+++ Data in this exercise

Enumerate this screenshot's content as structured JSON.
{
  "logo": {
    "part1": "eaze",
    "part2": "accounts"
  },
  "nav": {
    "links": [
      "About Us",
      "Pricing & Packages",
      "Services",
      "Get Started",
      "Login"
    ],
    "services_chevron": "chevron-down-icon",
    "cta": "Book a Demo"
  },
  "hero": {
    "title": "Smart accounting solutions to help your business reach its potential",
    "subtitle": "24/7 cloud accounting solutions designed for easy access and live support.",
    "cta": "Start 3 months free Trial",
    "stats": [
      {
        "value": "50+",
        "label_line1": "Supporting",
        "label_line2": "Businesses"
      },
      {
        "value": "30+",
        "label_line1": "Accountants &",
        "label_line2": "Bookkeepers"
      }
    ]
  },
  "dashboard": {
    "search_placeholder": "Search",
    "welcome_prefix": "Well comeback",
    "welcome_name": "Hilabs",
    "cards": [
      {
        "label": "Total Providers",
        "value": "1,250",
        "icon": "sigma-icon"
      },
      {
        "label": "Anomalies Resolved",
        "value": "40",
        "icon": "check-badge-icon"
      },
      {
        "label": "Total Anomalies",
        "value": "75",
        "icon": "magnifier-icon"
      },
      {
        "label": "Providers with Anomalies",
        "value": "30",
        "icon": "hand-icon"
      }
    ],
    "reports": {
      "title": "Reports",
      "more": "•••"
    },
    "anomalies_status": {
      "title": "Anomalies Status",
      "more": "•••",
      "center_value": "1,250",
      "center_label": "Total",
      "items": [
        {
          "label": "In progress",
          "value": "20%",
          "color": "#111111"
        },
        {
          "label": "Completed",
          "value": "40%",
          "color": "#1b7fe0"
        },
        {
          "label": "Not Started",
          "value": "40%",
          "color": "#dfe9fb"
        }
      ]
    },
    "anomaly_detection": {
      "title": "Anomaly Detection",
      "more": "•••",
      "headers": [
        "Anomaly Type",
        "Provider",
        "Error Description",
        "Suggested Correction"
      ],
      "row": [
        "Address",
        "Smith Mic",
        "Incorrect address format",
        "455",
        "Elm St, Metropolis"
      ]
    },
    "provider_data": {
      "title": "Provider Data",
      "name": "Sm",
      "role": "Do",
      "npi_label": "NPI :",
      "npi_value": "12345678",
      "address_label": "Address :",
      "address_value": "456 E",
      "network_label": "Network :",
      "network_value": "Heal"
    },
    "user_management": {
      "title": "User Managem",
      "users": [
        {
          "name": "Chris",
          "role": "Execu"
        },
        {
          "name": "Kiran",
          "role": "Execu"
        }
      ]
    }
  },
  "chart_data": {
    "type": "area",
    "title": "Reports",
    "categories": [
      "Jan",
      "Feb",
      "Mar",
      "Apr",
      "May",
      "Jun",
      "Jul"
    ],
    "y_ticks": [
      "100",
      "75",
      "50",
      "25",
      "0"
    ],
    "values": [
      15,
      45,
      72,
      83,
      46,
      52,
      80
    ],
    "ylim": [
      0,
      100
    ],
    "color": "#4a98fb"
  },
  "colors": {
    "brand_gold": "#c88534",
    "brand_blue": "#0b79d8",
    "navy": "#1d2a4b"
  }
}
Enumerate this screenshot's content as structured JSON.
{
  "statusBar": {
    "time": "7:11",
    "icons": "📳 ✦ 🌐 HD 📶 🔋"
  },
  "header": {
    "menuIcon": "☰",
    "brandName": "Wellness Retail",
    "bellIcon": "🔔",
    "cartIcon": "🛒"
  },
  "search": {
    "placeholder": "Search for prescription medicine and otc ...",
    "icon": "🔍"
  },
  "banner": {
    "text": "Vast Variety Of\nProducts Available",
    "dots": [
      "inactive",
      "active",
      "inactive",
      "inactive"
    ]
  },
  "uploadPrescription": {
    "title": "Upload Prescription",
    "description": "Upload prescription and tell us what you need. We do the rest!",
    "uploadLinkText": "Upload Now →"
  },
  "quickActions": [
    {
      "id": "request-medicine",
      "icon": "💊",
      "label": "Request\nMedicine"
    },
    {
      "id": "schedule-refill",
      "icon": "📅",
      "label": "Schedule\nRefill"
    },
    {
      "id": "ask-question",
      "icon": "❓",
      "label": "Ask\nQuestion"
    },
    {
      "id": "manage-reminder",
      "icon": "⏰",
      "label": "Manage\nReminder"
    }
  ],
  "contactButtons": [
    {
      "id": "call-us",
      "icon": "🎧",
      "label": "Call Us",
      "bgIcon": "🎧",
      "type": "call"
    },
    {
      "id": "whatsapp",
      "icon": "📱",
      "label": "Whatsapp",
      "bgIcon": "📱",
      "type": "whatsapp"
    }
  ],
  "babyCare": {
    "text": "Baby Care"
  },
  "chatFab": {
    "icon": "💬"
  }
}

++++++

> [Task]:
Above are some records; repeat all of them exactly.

> [Output below]:
Enumerate this screenshot's content as structured JSON.
{
  "logo": {
    "part1": "eaze",
    "part2": "accounts"
  },
  "nav": {
    "links": [
      "About Us",
      "Pricing & Packages",
      "Services",
      "Get Started",
      "Login"
    ],
    "services_chevron": "chevron-down-icon",
    "cta": "Book a Demo"
  },
  "hero": {
    "title": "Smart accounting solutions to help your business reach its potential",
    "subtitle": "24/7 cloud accounting solutions designed for easy access and live support.",
    "cta": "Start 3 months free Trial",
    "stats": [
      {
        "value": "50+",
        "label_line1": "Supporting",
        "label_line2": "Businesses"
      },
      {
        "value": "30+",
        "label_line1": "Accountants &",
        "label_line2": "Bookkeepers"
      }
    ]
  },
  "dashboard": {
    "search_placeholder": "Search",
    "welcome_prefix": "Well comeback",
    "welcome_name": "Hilabs",
    "cards": [
      {
        "label": "Total Providers",
        "value": "1,250",
        "icon": "sigma-icon"
      },
      {
        "label": "Anomalies Resolved",
        "value": "40",
        "icon": "check-badge-icon"
      },
      {
        "label": "Total Anomalies",
        "value": "75",
        "icon": "magnifier-icon"
      },
      {
        "label": "Providers with Anomalies",
        "value": "30",
        "icon": "hand-icon"
      }
    ],
    "reports": {
      "title": "Reports",
      "more": "•••"
    },
    "anomalies_status": {
      "title": "Anomalies Status",
      "more": "•••",
      "center_value": "1,250",
      "center_label": "Total",
      "items": [
        {
          "label": "In progress",
          "value": "20%",
          "color": "#111111"
        },
        {
          "label": "Completed",
          "value": "40%",
          "color": "#1b7fe0"
        },
        {
          "label": "Not Started",
          "value": "40%",
          "color": "#dfe9fb"
        }
      ]
    },
    "anomaly_detection": {
      "title": "Anomaly Detection",
      "more": "•••",
      "headers": [
        "Anomaly Type",
        "Provider",
        "Error Description",
        "Suggested Correction"
      ],
      "row": [
        "Address",
        "Smith Mic",
        "Incorrect address format",
        "455",
        "Elm St, Metropolis"
      ]
    },
    "provider_data": {
      "title": "Provider Data",
      "name": "Sm",
      "role": "Do",
      "npi_label": "NPI :",
      "npi_value": "12345678",
      "address_label": "Address :",
      "address_value": "456 E",
      "network_label": "Network :",
      "network_value": "Heal"
    },
    "user_management": {
      "title": "User Managem",
      "users": [
        {
          "name": "Chris",
          "role": "Execu"
        },
        {
          "name": "Kiran",
          "role": "Execu"
        }
      ]
    }
  },
  "chart_data": {
    "type": "area",
    "title": "Reports",
    "categories": [
      "Jan",
      "Feb",
      "Mar",
      "Apr",
      "May",
      "Jun",
      "Jul"
    ],
    "y_ticks": [
      "100",
      "75",
      "50",
      "25",
      "0"
    ],
    "values": [
      15,
      45,
      72,
      83,
      46,
      52,
      80
    ],
    "ylim": [
      0,
      100
    ],
    "color": "#4a98fb"
  },
  "colors": {
    "brand_gold": "#c88534",
    "brand_blue": "#0b79d8",
    "navy": "#1d2a4b"
  }
}
Enumerate this screenshot's content as structured JSON.
{
  "statusBar": {
    "time": "7:11",
    "icons": "📳 ✦ 🌐 HD 📶 🔋"
  },
  "header": {
    "menuIcon": "☰",
    "brandName": "Wellness Retail",
    "bellIcon": "🔔",
    "cartIcon": "🛒"
  },
  "search": {
    "placeholder": "Search for prescription medicine and otc ...",
    "icon": "🔍"
  },
  "banner": {
    "text": "Vast Variety Of\nProducts Available",
    "dots": [
      "inactive",
      "active",
      "inactive",
      "inactive"
    ]
  },
  "uploadPrescription": {
    "title": "Upload Prescription",
    "description": "Upload prescription and tell us what you need. We do the rest!",
    "uploadLinkText": "Upload Now →"
  },
  "quickActions": [
    {
      "id": "request-medicine",
      "icon": "💊",
      "label": "Request\nMedicine"
    },
    {
      "id": "schedule-refill",
      "icon": "📅",
      "label": "Schedule\nRefill"
    },
    {
      "id": "ask-question",
      "icon": "❓",
      "label": "Ask\nQuestion"
    },
    {
      "id": "manage-reminder",
      "icon": "⏰",
      "label": "Manage\nReminder"
    }
  ],
  "contactButtons": [
    {
      "id": "call-us",
      "icon": "🎧",
      "label": "Call Us",
      "bgIcon": "🎧",
      "type": "call"
    },
    {
      "id": "whatsapp",
      "icon": "📱",
      "label": "Whatsapp",
      "bgIcon": "📱",
      "type": "whatsapp"
    }
  ],
  "babyCare": {
    "text": "Baby Care"
  },
  "chatFab": {
    "icon": "💬"
  }
}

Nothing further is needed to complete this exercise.